- Opening Delimiter -

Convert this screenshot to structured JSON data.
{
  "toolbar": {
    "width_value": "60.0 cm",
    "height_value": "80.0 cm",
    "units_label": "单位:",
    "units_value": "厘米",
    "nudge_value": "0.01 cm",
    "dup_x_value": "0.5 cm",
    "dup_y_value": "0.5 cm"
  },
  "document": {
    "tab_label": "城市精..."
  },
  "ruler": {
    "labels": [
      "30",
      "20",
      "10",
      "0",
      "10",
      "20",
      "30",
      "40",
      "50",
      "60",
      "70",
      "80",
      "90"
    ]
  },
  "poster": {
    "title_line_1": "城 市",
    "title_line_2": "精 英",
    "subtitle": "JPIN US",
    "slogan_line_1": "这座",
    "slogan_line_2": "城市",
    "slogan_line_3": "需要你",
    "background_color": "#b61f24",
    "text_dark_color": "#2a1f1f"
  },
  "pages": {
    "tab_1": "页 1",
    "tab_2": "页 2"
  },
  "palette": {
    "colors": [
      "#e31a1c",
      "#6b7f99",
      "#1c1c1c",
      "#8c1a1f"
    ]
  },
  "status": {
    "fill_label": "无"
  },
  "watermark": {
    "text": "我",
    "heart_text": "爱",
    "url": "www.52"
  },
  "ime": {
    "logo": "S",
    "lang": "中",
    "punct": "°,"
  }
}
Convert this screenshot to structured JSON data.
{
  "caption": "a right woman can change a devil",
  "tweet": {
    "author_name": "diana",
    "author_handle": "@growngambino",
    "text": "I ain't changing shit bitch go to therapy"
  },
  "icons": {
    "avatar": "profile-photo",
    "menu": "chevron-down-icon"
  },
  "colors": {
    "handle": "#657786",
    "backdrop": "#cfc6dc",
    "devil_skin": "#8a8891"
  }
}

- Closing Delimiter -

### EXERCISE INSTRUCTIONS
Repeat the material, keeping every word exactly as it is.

### YOUR SOLUTION
Convert this screenshot to structured JSON data.
{
  "toolbar": {
    "width_value": "60.0 cm",
    "height_value": "80.0 cm",
    "units_label": "单位:",
    "units_value": "厘米",
    "nudge_value": "0.01 cm",
    "dup_x_value": "0.5 cm",
    "dup_y_value": "0.5 cm"
  },
  "document": {
    "tab_label": "城市精..."
  },
  "ruler": {
    "labels": [
      "30",
      "20",
      "10",
      "0",
      "10",
      "20",
      "30",
      "40",
      "50",
      "60",
      "70",
      "80",
      "90"
    ]
  },
  "poster": {
    "title_line_1": "城 市",
    "title_line_2": "精 英",
    "subtitle": "JPIN US",
    "slogan_line_1": "这座",
    "slogan_line_2": "城市",
    "slogan_line_3": "需要你",
    "background_color": "#b61f24",
    "text_dark_color": "#2a1f1f"
  },
  "pages": {
    "tab_1": "页 1",
    "tab_2": "页 2"
  },
  "palette": {
    "colors": [
      "#e31a1c",
      "#6b7f99",
      "#1c1c1c",
      "#8c1a1f"
    ]
  },
  "status": {
    "fill_label": "无"
  },
  "watermark": {
    "text": "我",
    "heart_text": "爱",
    "url": "www.52"
  },
  "ime": {
    "logo": "S",
    "lang": "中",
    "punct": "°,"
  }
}
Convert this screenshot to structured JSON data.
{
  "caption": "a right woman can change a devil",
  "tweet": {
    "author_name": "diana",
    "author_handle": "@growngambino",
    "text": "I ain't changing shit bitch go to therapy"
  },
  "icons": {
    "avatar": "profile-photo",
    "menu": "chevron-down-icon"
  },
  "colors": {
    "handle": "#657786",
    "backdrop": "#cfc6dc",
    "devil_skin": "#8a8891"
  }
}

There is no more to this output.